(Op-ed commentary, Philippine Daily Inquirer, Tuesday, March 8, 2011, p. A13).

Much hype has been made of the surge in remittances from overseas Filipinos – and quite understandably. It has kept the external current account in decent shape, eased the debt burden, boosted the peso, tamed inflation, and contributed to a generally rosy picture of the economy. These positive outcomes had encouraged the previous government to push further its labor export policy to the extent, for instance, of declaring that the country should develop “super-maids” for employment in the advanced countries.

In 2010, remittances are reported to have hit a record high of over US$18 billion – roughly 12% of GDP. The Philippines has been the world’s fourth highest remittance-receiving country after India, China and Mexico, and highest when remittances are taken as ratios to GDP and exports. What are the pros and cons of international migration from the standpoint of the home country, as can be gleaned from the international literature and analysis of Philippine data?

Because international migrants typically are among the better educated and experienced workers in the home country, their departure often results in a disruption of economic activity. Labor migration also impacts the quality of goods and services, reflecting the capability of replacement workers. A deterioration in quality is not  unusual, as is apparent, for example, in the quality of education and health services in the our country, following the departure of able teachers and health workers.

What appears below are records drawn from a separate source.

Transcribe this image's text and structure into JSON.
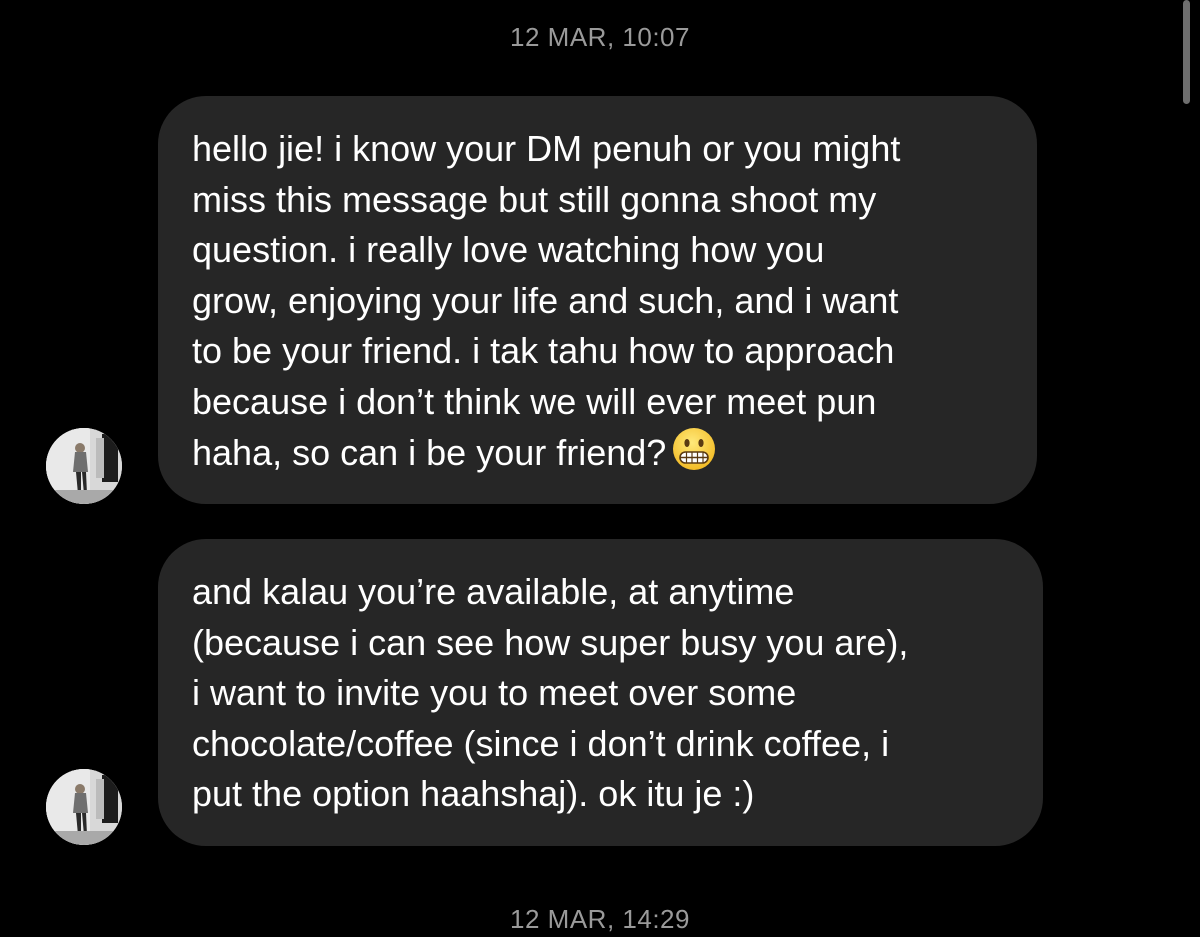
{
  "conversation": {
    "timestamps": {
      "top": "12 MAR, 10:07",
      "bottom": "12 MAR, 14:29"
    },
    "messages": [
      {
        "lines": [
          "hello jie! i know your DM penuh or you might",
          "miss this message but still gonna shoot my",
          "question. i really love watching how you",
          "grow, enjoying your life and such, and i want",
          "to be your friend. i tak tahu how to approach",
          "because i don’t think we will ever meet pun",
          "haha, so can i be your friend?"
        ],
        "emoji": "grimacing-face-icon"
      },
      {
        "lines": [
          "and kalau you’re available, at anytime",
          "(because i can see how super busy you are),",
          "i want to invite you to meet over some",
          "chocolate/coffee (since i don’t drink coffee, i",
          "put the option haahshaj). ok itu je :)"
        ]
      }
    ]
  },
  "colors": {
    "background": "#000000",
    "bubble": "#262626",
    "text": "#ffffff",
    "timestamp": "#9a9a9a"
  }
}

However, the deterioration in service quality could also be partly due to diminished real budgets for public services owing to the country’s lackluster long-run average economic growth.

Some international analysts claim that while migrants are typically well educated, migration does not take away a very large share of a country’s best educated. Others, however, argue that migration leads to a significant loss of highly educated persons for a wide range of countries. One aspect of such loss relates to public funds invested in the human capital of the migrants. Nevertheless, the brain drain is probably not an unmitigated bane as there are compensating benefits, such as remittances, other beneficial links that the emigrants maintain with the home country, and return migration. These two latter benefits are exemplified, in particular, by the Chinese and Indian diasporas. To an increasing degree, the maintenance of links with the home country is also true of the Philippine diaspora, as illustrated by the partnerships and collaborations between members of the Philippine-American Academy of Science and Engineering residing here and those in the U.S. and Europe.

The economic consequences of remittances can be considered at different levels. At the household level, a substantial portion of migrant workers’ earnings is remitted to their families. Remittances serve to enhance family incomes, although whether they invariably represent substantial net increases is debatable, given that family members left behind may reduce their work effort. On balance, though, it seems clear that recipient families are better-off with rather than without the remittances.

At the community level, inequality and poverty would improve to the extent that the poorer households receive the bulk of these income transfers, or income distribution would worsen if the richer families are the main recipients. Nonetheless, creation of jobs and trading opportunities often results from higher consumption and investment spending with the beneficiaries in turn spending and generating further spending.

At the macroeconomic level, remittances have become a major source of foreign exchange, especially for countries plagued by fiscal deficits, external debts, persistent trade imbalances, and scant foreign direct investment. Foreign exchange inflows, however, may exert upward pressure on prices, requiring skillful monetary management. Moreover, these inflows may spur a real appreciation of the exchange rate, thereby constraining the development of export-oriented and import-competing industries. Further, the remittance windfall may weaken the urgency for policy reform and improved governance while the citizenry is lulled into complacency.

Analysis of Philippine data shows that remittances contribute significantly to poverty alleviation, as reflected in higher spending per capita of the lowest 40% of households, while controlling for the effects of other variables including physical infrastructure and human capital in the provinces. This beneficial effect rises consistently up to the fourth quintile, then peters out for the fifth quintile – which is not surprising given that the richest 20% of families are unlikely to have overseas Filipino workers (OFWs) or need remittances to supplement their incomes.

In sum, migration and remittances appear to benefit households, communities, and the macroeconomy. They alleviate poverty, contribute to community development, and finance fiscal and trade deficits and debts. But there are considerable costs. Migration exacts no mean sacrifices and other psycho-social costs to OFWs and their families. It is also subject to global market swings, as exemplified by the global financial crisis cum economic slowdown, followed more recently by the political restiveness in the Arab world. Moreover, migration arguably causes brain drain that compromises the country’s human capital requirements for its long-term development. Further, the remittance bonanza makes it convenient for the government to skirt the difficult task of policy reform needed to strengthen the performance of the domestic economy.

Should the Philippine government carry on with its labor export policy and let the economy depend on remittances indefinitely? The country would probably be better served if the new Aquino government instead resolutely implements policy reforms (including a firm population policy besides institutional reforms to fight corruption) to put the economy on a rapid and sustained growth path, as did South Korea and Thailand, for example, during their labor export heydays in the 1970s and 1980s. A robust domestic economy would make working abroad an option – not a necessity – for Filipinos.